Ontario crash kills 11, including migrant workers
Flatbed collides with van in Hampstead, Ont., 23 km northeast of Stratford
A collision west of Waterloo, Ont., has killed 11 people — including migrant workers — in what one veteran police officer described as the worst crash he has seen in nearly 30 years on the job.
The crash happened in the hamlet of Hampstead shortly before 5 p.m. ET when a flatbed truck collided with a van at Perth County Road 107 and Line 47, about 20 kilometres northeast of Stratford, Ont.
Ten people in the van were killed as well as the driver of the truck, making it the worst crash in the province in at least a decade.
One survivor was airlifted to hospital in Hamilton with life-threatening injuries, while two others were being treated for serious injuries in Stratford.
Migrant worker deaths on Canadian roads
Monday's crash is not the first time that a group of farm or migrant workers has been hurt or killed when travelling together on Canadian roads.
Nearly five years ago, a van carrying farm workers overturned on a stretch of highway in Abbotsford, B.C., with 17 people on board.
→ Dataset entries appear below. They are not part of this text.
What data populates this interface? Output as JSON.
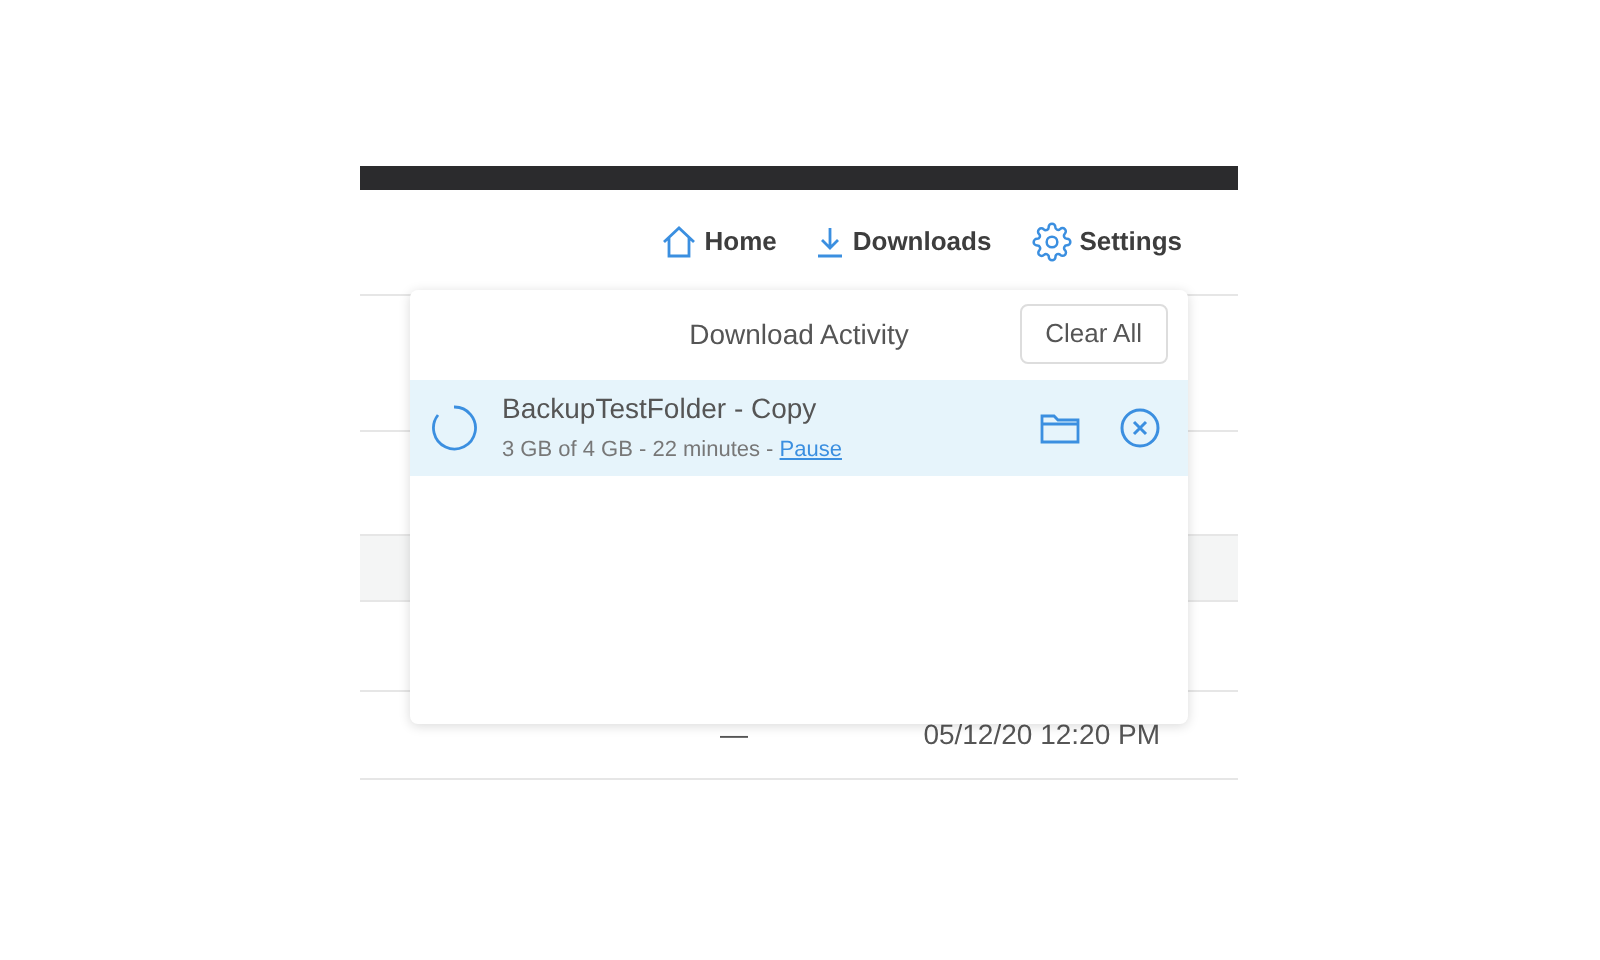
{
  "nav": [
    {
      "label": "Home"
    },
    {
      "label": "Downloads"
    },
    {
      "label": "Settings"
    }
  ],
  "download_panel": {
    "title": "Download Activity",
    "clear_button": "Clear All",
    "items": [
      {
        "name": "BackupTestFolder - Copy",
        "progress_text": "3 GB of 4 GB - 22 minutes - ",
        "action_link": "Pause"
      }
    ]
  },
  "table_rows": [
    {
      "cells": [
        "—",
        "05/12/20 12:20 PM"
      ]
    }
  ]
}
Three died, and the remaining 14 suffered injuries in the March 2007 crash.
In September 2005, the Guelph Mercury reported a crash near Delhi, Ont., that left two Jamaican migrant workers dead. The Justicia For Migrants organization would later report that they were among five migrant workers who were seriously hurt or killed while cycling on Ontario roads that season.
"I've been on the job for 28 years and I've never seen anything quite like this collision tonight," OPP Insp. Steve Porter said at news conference near the site of the crash Monday evening.
He said a number of "critical incident stress people" were at the scene to help emergency workers cope with the horrific nature of the crash.
The crash propelled the van between 20 and 30 metres from the intersection, CBC's Steven D'Souza reported.
Elizabeth Cooper, an editor with ionStratford.ca who was at the site of the crash, said the truck had flipped over onto its roof. She described the passenger van as "almost unrecognizable," lying against a farmhouse near the intersection.
Cooper said there was no snow in the area and the sky was clear, suggesting that visibility was good at the time of the crash.
Police were told the van was carrying a group of migrant workers, Porter said, but there were no details on where they were from. There are reports the crew had just left a nearby poultry farm.
A number of the victims spoke Spanish, D'Souza said, which made it difficult for emergency workers to communicate with them.
The van had been travelling westbound on Line 47, which is controlled by a stop sign at the intersection, when it collided with a southbound transport truck, Porter said.
Investigators believe driver error was behind the crash, OPP Sgt. David Rektor said, but offered no other details.
Jared Martin, chief executive of Speedy Transport, released a statement saying one of its truck drivers was killed in the crash but he did not release the driver's name.
"Our thoughts and prayers are with our driver’s family and the families of the other victims involved in this horrible tragedy," Martin said.
"This is the first fatality we’ve experienced on the road since inception," he said.
Collision at stop sign
Martin said he was told by provincial police that the van failed to stop at the stop sign and was hit by the Speedy Transport vehicle.
Police said they believe 13 people were in the van, which had a capacity of up to 15 passengers.
Premier Dalton McGuinty gave his sympathies late Monday night.
"On behalf of 13 million Ontarians, I want to offer our deepest condolences to those who lost a loved one and to offer our most sincere prayers for those taken to hospital," said McGuinty, who thanked emergency workers and investigators who responded to the collision.
The United Food and Commercial Workers Union also offered its condolences to the families of the victims and called for a thorough probe into the cause of the crash.
"The safe transportation of agriculture workers has always been a critical issue, and we must expect a relentless investigation into how and why such a tragedy occurred," said UFCW president Wayne Hanley in a statement.
The UFCW noted that more than 20,000 migrants work in the Ontario agriculture sector each season.
With files from The Canadian Press